Electronic Thesis and Dissertation Repository

Thesis Format



Doctor of Philosophy


Political Science


Simpson, Erika


The emergence of more devastating and organized cyber attacks by non-attributable threat actors internationally raises questions about whether classical deterrence theory in its contemporary form has assisted important military defence alliances, like the North Atlantic Treaty Organization (NATO), to adapt to the changing threat landscape. The timeline of the NATO Alliance's adaptation to external cyber threats is examined at critical historical junctures. Changes and adaptation within internal policy-making processes at NATO headquarters and its affiliated centres, think tanks, and military bases are analysed with input from informed decision-makers. The research project demonstrates that NATO policy substantively changed over the period 2000 to June 30, 2022 because the scale and measure of cyber capabilities among 30 NATO Allies (particularly during and after the COVID-19 pandemic) contributed to a two-decade pattern of increasing defensive preparations, including new technologies, extensive military exercises, and military planning intended to counter amplifying hybrid threats in the 'gray zone' of conventional warfare. NATO implemented different security solutions to cyber space challenges, demonstrating the application of contemporary deterrence theory to current policy. Critical junctures, like major international precedent-setting cyber attacks, influenced cyber defence policy developments at NATO and internal policymaking processes like NATO Summitry. Two conceptual lenses—historical institutionalism and social learning—illuminate understanding of the evolution of NATO's policy development, military exercises, and the training initiatives of affiliated NATO organizations over the period 2000-2022.
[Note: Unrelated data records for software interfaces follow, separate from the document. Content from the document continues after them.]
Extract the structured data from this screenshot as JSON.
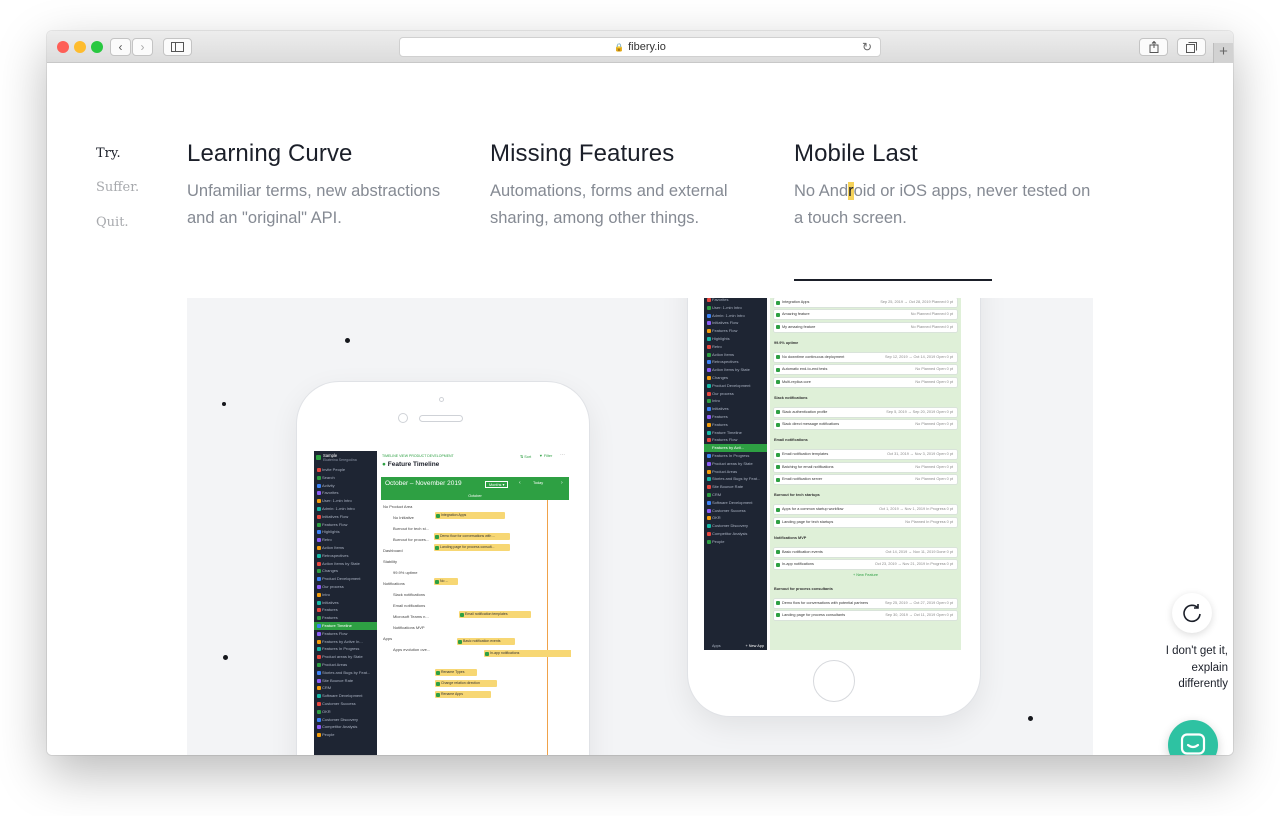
{
  "browser": {
    "url": "fibery.io"
  },
  "nav": {
    "items": [
      {
        "label": "Try."
      },
      {
        "label": "Suffer."
      },
      {
        "label": "Quit."
      }
    ]
  },
  "columns": [
    {
      "title": "Learning Curve",
      "desc": "Unfamiliar terms, new abstractions and an \"original\" API."
    },
    {
      "title": "Missing Features",
      "desc": "Automations, forms and external sharing, among other things."
    },
    {
      "title": "Mobile Last",
      "desc_before": "No And",
      "desc_highlight": "r",
      "desc_after": "oid or iOS apps, never tested on a touch screen."
    }
  ],
  "phone_left": {
    "workspace": "Sample",
    "workspace_sub": "Ekaterina Seregodina",
    "breadcrumb": "TIMELINE VIEW  PRODUCT DEVELOPMENT",
    "sort_label": "Sort",
    "filter_label": "Filter",
    "view_title": "Feature Timeline",
    "range": "October – November 2019",
    "month_select": "Months",
    "today": "Today",
    "month_label": "October",
    "sidebar": [
      "Invite People",
      "Search",
      "Activity",
      "Favorites",
      "User: 1-min Intro",
      "Admin: 1-min Intro",
      "Initiatives Flow",
      "Features Flow",
      "Highlights",
      "Retro",
      "Action Items",
      "Retrospectives",
      "Action Items by State",
      "Changes",
      "Product Development",
      "Our process",
      "Intro",
      "Initiatives",
      "Features",
      "Features",
      "Feature Timeline",
      "Features Flow",
      "Features by Active In...",
      "Features In Progress",
      "Product areas by State",
      "Product Areas",
      "Stories and Bugs by Feat...",
      "Site Bounce Rate",
      "CRM",
      "Software Development",
      "Customer Success",
      "OKR",
      "Customer Discovery",
      "Competitor Analysis",
      "People"
    ],
    "rows": [
      "No Product Area",
      "No Initiative",
      "Burnout for tech st...",
      "Burnout for proces...",
      "Dashboard",
      "Stability",
      "99.9% uptime",
      "Notifications",
      "Slack notifications",
      "Email notifications",
      "Microsoft Teams n...",
      "Notifications MVP",
      "Apps",
      "Apps evolution ove..."
    ],
    "bars": [
      "Integration Apps",
      "Demo flow for conversations with ...",
      "Landing page for process consult...",
      "No ...",
      "Email notification templates",
      "Basic notification events",
      "In-app notifications",
      "Rename Types",
      "Change relation direction",
      "Rename Apps"
    ]
  },
  "phone_right": {
    "sidebar": [
      "Favorites",
      "User: 1-min Intro",
      "Admin: 1-min Intro",
      "Initiatives Flow",
      "Features Flow",
      "Highlights",
      "Retro",
      "Action Items",
      "Retrospectives",
      "Action Items by State",
      "Changes",
      "Product Development",
      "Our process",
      "Intro",
      "Initiatives",
      "Features",
      "Features",
      "Feature Timeline",
      "Features Flow",
      "Features by Acti...",
      "Features In Progress",
      "Product areas by State",
      "Product Areas",
      "Stories and Bugs by Feat...",
      "Site Bounce Rate",
      "CRM",
      "Software Development",
      "Customer Success",
      "OKR",
      "Customer Discovery",
      "Competitor Analysis",
      "People"
    ],
    "apps_label": "Apps",
    "new_app_label": "+ New App",
    "groups": [
      {
        "name": "",
        "items": [
          {
            "title": "Integration Apps",
            "meta": "Sep 25, 2019 → Oct 28, 2019  Planned  0 pt"
          },
          {
            "title": "Amazing feature",
            "meta": "No Planned  Planned  0 pt"
          },
          {
            "title": "My amazing feature",
            "meta": "No Planned  Planned  0 pt"
          }
        ]
      },
      {
        "name": "99.9% uptime",
        "items": [
          {
            "title": "No downtime continuous deployment",
            "meta": "Sep 12, 2019 → Oct 14, 2019  Open  0 pt"
          },
          {
            "title": "Automatic end-to-end tests",
            "meta": "No Planned  Open  0 pt"
          },
          {
            "title": "Multi-replica core",
            "meta": "No Planned  Open  0 pt"
          }
        ]
      },
      {
        "name": "Slack notifications",
        "items": [
          {
            "title": "Slack authentication profile",
            "meta": "Sep 5, 2019 → Sep 20, 2019  Open  0 pt"
          },
          {
            "title": "Slack direct message notifications",
            "meta": "No Planned  Open  0 pt"
          }
        ]
      },
      {
        "name": "Email notifications",
        "items": [
          {
            "title": "Email notification templates",
            "meta": "Oct 31, 2019 → Nov 3, 2019  Open  0 pt"
          },
          {
            "title": "Batching for email notifications",
            "meta": "No Planned  Open  0 pt"
          },
          {
            "title": "Email notification server",
            "meta": "No Planned  Open  0 pt"
          }
        ]
      },
      {
        "name": "Burnout for tech startups",
        "items": [
          {
            "title": "Apps for a common startup workflow",
            "meta": "Oct 1, 2019 → Nov 1, 2019  In Progress  0 pt"
          },
          {
            "title": "Landing page for tech startups",
            "meta": "No Planned  In Progress  0 pt"
          }
        ]
      },
      {
        "name": "Notifications MVP",
        "items": [
          {
            "title": "Basic notification events",
            "meta": "Oct 14, 2019 → Nov 11, 2019  Done  0 pt"
          },
          {
            "title": "In-app notifications",
            "meta": "Oct 23, 2019 → Nov 21, 2019  In Progress  0 pt"
          }
        ]
      },
      {
        "name": "Burnout for process consultants",
        "items": [
          {
            "title": "Demo flow for conversations with potential partners",
            "meta": "Sep 25, 2019 → Oct 27, 2019  Open  0 pt"
          },
          {
            "title": "Landing page for process consultants",
            "meta": "Sep 30, 2019 → Oct 11, 2019  Open  0 pt"
          }
        ]
      }
    ],
    "new_feature": "+ New Feature"
  },
  "explain": {
    "line1": "I don't get it,",
    "line2": "explain",
    "line3": "differently"
  },
  "colors": {
    "accent_green": "#2ea043",
    "highlight": "#f5d25a",
    "chat": "#2ec2a2",
    "sidebar_dark": "#1e2533"
  }
}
Summary for Lay Audience

Threat actors have become more coordinated and destructive in their cyber attacks. This raises questions about whether conventional deterrence theory has aided military defence alliances, including the North Atlantic Treaty Organization (NATO), in adapting to this shifting threat environment. This study looked at how NATO has dealt with cyber threats from the outside to examine how its internal policy-making procedures have changed and evolved. The chronology of NATO's policy development was analyzed in response to cyber threats by looking at significant historical events and speaking with experienced decision-makers. NATO's strategy changed dramatically between 2000 and June 30, 2022, principally due to the NATO Allies' growing cyber capabilities. The study reveals a recurring pattern of NATO's defensive preparations, including adopting new technology, military exercises, and strategic planning. In order to confront the threats posed by cyberspace, NATO has established many security measures, demonstrating how modern deterrence has been used to influence current policy. Notably, pivotal global cyberattacks have shaped NATO's internal policymaking procedures, such as NATO Summitry and cyber defence strategies. This research study illuminates how NATO has modified its processes and policies to address the growing cyber threats it confronts.
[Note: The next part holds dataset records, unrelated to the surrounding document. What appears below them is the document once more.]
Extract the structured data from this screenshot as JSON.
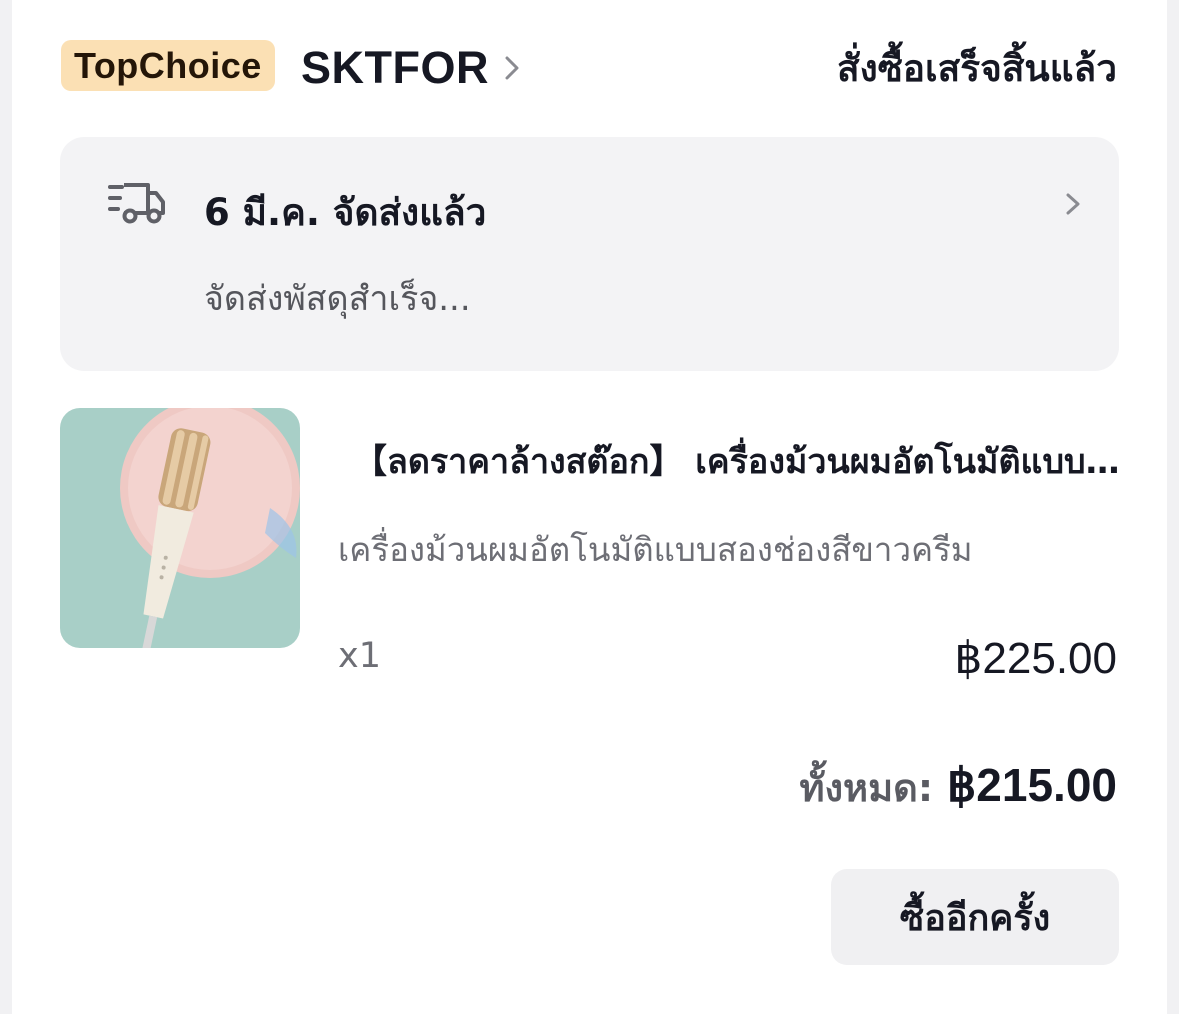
{
  "header": {
    "badge": "TopChoice",
    "shop_name": "SKTFOR",
    "order_status": "สั่งซื้อเสร็จสิ้นแล้ว"
  },
  "shipping": {
    "title": "6 มี.ค. จัดส่งแล้ว",
    "subtitle": "จัดส่งพัสดุสำเร็จ..."
  },
  "product": {
    "title": "【ลดราคาล้างสต๊อก】 เครื่องม้วนผมอัตโนมัติแบบสองช่องสีขาวครีม",
    "variant": "เครื่องม้วนผมอัตโนมัติแบบสองช่องสีขาวครีม",
    "quantity": "x1",
    "price": "฿225.00"
  },
  "summary": {
    "total_label": "ทั้งหมด:",
    "total_value": "฿215.00"
  },
  "actions": {
    "buy_again": "ซื้ออีกครั้ง"
  },
  "icons": {
    "shop_chevron": "chevron-right-icon",
    "truck": "delivery-truck-icon",
    "ship_chevron": "chevron-right-icon"
  },
  "colors": {
    "badge_bg": "#fbe0b4",
    "panel_bg": "#f3f3f5",
    "text_primary": "#161823",
    "text_secondary": "#6d6e75"
  }
}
Creative Commons License

Creative Commons Attribution-Noncommercial-No Derivative Works 4.0 License
This work is licensed under a Creative Commons Attribution-Noncommercial-No Derivative Works 4.0 License.